**ASSIGNMENT:**
Every line below that mentions the word "città" should be copied out.

(Website and app data records)
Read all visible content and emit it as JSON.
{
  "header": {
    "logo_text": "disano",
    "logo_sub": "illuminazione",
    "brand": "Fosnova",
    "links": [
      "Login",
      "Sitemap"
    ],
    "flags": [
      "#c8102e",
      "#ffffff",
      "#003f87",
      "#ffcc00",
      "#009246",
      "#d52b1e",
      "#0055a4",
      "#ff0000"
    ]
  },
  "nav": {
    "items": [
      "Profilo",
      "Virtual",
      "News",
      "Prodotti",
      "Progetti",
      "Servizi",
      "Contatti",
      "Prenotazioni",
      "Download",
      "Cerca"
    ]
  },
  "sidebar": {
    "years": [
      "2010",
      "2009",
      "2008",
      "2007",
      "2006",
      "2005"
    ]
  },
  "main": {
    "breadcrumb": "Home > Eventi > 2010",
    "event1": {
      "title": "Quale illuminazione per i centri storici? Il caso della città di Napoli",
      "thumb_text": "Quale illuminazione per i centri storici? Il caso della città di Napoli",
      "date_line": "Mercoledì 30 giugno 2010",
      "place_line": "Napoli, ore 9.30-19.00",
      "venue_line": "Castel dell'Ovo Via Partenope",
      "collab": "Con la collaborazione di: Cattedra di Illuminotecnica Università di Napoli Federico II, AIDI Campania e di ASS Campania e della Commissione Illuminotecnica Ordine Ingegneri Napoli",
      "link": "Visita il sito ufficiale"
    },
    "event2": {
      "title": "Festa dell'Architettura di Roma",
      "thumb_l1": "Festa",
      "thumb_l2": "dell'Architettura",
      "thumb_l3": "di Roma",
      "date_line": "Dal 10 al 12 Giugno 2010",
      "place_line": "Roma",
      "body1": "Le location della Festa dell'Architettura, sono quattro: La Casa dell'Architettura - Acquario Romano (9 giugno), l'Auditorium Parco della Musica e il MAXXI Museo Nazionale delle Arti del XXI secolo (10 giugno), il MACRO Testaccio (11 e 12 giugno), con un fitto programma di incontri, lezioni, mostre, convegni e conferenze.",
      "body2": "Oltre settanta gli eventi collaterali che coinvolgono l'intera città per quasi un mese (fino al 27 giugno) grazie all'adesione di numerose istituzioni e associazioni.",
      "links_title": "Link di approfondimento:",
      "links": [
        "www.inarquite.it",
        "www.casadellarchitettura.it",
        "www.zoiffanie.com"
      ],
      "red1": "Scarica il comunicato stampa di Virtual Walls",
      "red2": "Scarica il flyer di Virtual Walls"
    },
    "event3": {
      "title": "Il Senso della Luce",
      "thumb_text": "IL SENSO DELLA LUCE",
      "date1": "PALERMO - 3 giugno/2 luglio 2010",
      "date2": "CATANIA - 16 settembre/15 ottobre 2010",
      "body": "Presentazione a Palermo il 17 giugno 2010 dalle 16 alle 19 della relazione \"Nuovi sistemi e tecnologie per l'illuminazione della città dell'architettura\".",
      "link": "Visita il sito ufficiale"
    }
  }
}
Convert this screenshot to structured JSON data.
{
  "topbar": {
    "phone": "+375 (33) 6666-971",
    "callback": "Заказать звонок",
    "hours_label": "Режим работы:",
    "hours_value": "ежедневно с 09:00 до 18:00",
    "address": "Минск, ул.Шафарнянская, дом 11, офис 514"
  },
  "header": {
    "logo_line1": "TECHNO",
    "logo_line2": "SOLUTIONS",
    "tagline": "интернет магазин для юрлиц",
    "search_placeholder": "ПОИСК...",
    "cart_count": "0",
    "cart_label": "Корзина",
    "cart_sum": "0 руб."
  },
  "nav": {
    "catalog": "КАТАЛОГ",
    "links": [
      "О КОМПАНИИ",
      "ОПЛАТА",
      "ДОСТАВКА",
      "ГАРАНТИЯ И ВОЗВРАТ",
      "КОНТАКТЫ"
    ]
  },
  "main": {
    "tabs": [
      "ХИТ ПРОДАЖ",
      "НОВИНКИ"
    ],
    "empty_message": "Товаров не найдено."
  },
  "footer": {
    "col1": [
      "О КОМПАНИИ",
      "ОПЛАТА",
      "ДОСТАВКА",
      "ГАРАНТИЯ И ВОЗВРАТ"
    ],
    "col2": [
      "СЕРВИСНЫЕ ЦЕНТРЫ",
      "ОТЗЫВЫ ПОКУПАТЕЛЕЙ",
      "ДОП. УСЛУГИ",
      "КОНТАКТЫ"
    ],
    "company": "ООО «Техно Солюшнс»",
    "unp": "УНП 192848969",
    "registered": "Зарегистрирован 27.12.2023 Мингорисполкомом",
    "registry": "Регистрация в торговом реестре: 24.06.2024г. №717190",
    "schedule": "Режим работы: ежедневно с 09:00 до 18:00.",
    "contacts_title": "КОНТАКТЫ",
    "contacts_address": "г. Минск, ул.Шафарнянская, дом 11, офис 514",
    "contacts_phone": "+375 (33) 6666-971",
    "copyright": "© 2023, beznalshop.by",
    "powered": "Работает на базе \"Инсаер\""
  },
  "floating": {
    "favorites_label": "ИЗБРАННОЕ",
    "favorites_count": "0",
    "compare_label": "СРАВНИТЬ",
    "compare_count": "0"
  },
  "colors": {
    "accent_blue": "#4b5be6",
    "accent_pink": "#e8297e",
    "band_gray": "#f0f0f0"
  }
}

**RESPONSE FOR THIS EXERCISE:**
      "title": "Quale illuminazione per i centri storici? Il caso della città di Napoli",
      "thumb_text": "Quale illuminazione per i centri storici? Il caso della città di Napoli",
      "body2": "Oltre settanta gli eventi collaterali che coinvolgono l'intera città per quasi un mese (fino al 27 giugno) grazie all'adesione di numerose istituzioni e associazioni.",
      "body": "Presentazione a Palermo il 17 giugno 2010 dalle 16 alle 19 della relazione \"Nuovi sistemi e tecnologie per l'illuminazione della città dell'architettura\".",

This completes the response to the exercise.